Again, this falls back to the need to change the behavior of people which is always a tall order at the enterprise level. Politics will come into play, roles will need to be redefined, and some will adamantly refuse to play ball. Organizations that don't get discouraged and move onward at this stage are those that are slated for success.
Another potential side effect of integrated data solutions is that some roles will be driven to obsolescence. It seems more and more likely that any task that touches data even tangentially will eventually be automated. This makes it all the more necessary to build an organization that educates and trains its employees how to be data cognizant and fearless.
Maximum Overdrive: Scaling Your Data Solutions...Not a Movie About Killer Vending Machines
I cannot overemphasize the simplicity I'm using to describe the data solution process. "Scale" is one of those consulting terms that everyone uses but really doesn't have a definitive, objective meaning universally. If you are a small to mid-sized business, your "Easy Winner" project might account for a large portion of your data solution needs so scaling isn't really applicable. You can do all you need on a single computer.
When the "volume/variety/velocity" of the data you take in reaches a certain threshold this single-system solution no longer works. For example, on your personal computer you may have a terabyte of storage space that has no chance of ever filling up completely (unless you do something like video editing). If it does you can just go out and buy another hard drive and carry on. You have the "volume" but not the "velocity." In an enterprise-level data solution environment however, you might be collecting and storing a terabyte of data every day -- maybe every few hours!

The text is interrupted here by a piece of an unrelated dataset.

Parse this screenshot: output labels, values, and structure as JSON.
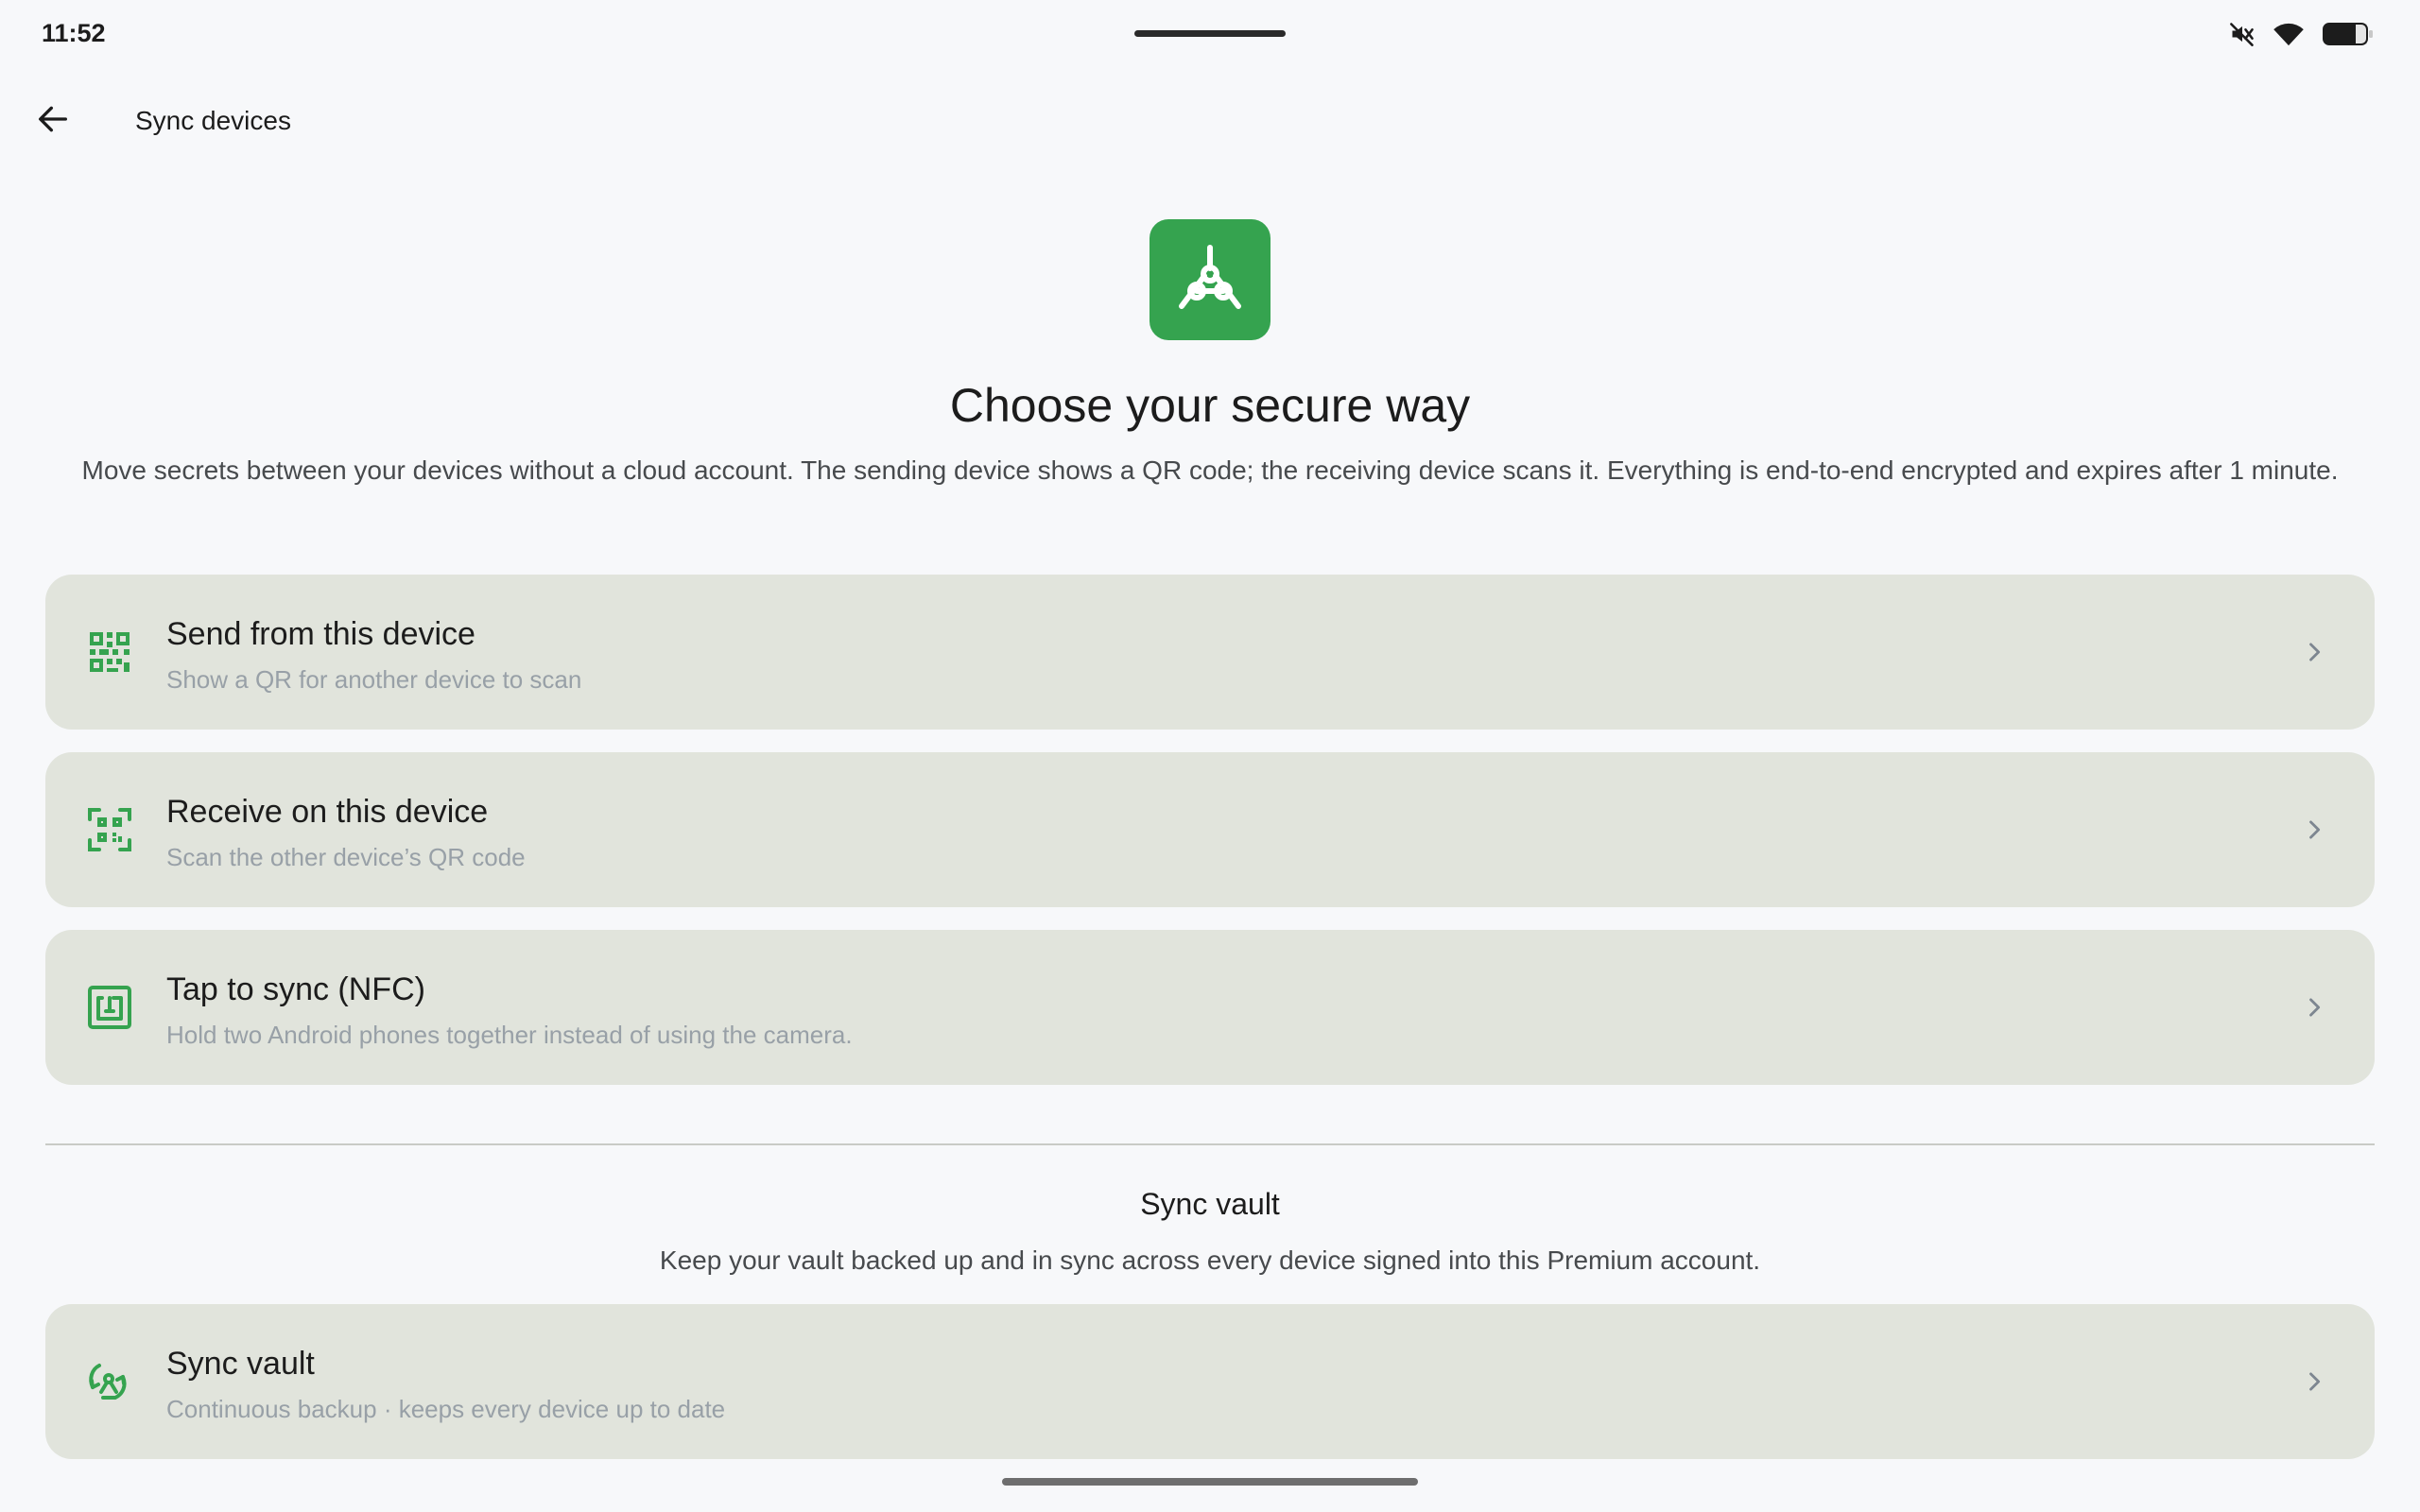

The data solution ecosystem is intimidating to say the least. It helps if you think about it like buying a giant, virtual supercomputer (which I'm sure we've all done before, right?). Joking aside, think about what components make up your computer: a hard drive for storage, memory and a processor for performing calculations, a network card for pulling in data/information from the Internet/Intranet, and if you are a researcher/analyst/data junkie then a program for working with data. All the scalable data solution ecosystems that come to mind (like those offered via Google Cloud Platform or AWS) can be likened to these components. The difference is they don't necessarily have an upper bound on their capacity or capability (hence "scalable").
Last and certainly not least, I refer back to the human aspect of scaling integrated data solutions:
While not everyone will be or needs to be well versed in the technology aspects, everyone should understand the benefits of this business evolution and how it improves the way they do their jobs and make decisions.
Scaling isn't just about accommodating inflows of data, but the organizational culture that is tasked with making sense of it all. Again, many of these initiatives fall short because of the focus on tech. Few are taking the time to regularly train and educate the end users how to use and understand data solutions. Ultimately that could be the most costly mistake and will surely have some thinking big data is a big scam.